START Input data
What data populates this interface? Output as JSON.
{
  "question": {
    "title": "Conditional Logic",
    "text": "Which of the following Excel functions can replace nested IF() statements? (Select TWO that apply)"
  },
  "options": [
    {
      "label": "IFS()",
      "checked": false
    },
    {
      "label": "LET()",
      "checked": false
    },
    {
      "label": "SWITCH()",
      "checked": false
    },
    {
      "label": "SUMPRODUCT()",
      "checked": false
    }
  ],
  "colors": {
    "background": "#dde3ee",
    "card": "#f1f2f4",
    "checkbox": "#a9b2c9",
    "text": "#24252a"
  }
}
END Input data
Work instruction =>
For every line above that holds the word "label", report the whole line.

Solution to this task =>
      "label": "IFS()",
      "label": "LET()",
      "label": "SWITCH()",
      "label": "SUMPRODUCT()",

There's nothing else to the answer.